-- WORK INSTRUCTION --
Wherever a line below holds the word "database", copy that line.

[Data items]
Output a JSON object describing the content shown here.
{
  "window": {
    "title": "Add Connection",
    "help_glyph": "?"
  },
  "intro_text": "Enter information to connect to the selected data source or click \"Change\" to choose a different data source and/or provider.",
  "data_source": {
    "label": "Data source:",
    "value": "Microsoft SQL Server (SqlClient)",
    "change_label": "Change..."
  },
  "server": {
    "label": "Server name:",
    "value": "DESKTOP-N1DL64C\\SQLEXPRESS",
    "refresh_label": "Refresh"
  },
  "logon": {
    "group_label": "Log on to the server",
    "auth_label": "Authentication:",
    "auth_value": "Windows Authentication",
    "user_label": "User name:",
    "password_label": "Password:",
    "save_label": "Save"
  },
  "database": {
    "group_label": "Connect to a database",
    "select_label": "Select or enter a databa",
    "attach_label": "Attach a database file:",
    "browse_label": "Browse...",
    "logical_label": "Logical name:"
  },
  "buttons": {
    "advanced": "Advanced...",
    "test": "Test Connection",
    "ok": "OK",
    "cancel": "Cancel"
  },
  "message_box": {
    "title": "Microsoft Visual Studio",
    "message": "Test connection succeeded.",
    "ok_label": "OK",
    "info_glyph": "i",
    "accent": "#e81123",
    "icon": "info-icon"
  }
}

-- SOLVED EXERCISE --
  "database": {
    "group_label": "Connect to a database",
    "attach_label": "Attach a database file:",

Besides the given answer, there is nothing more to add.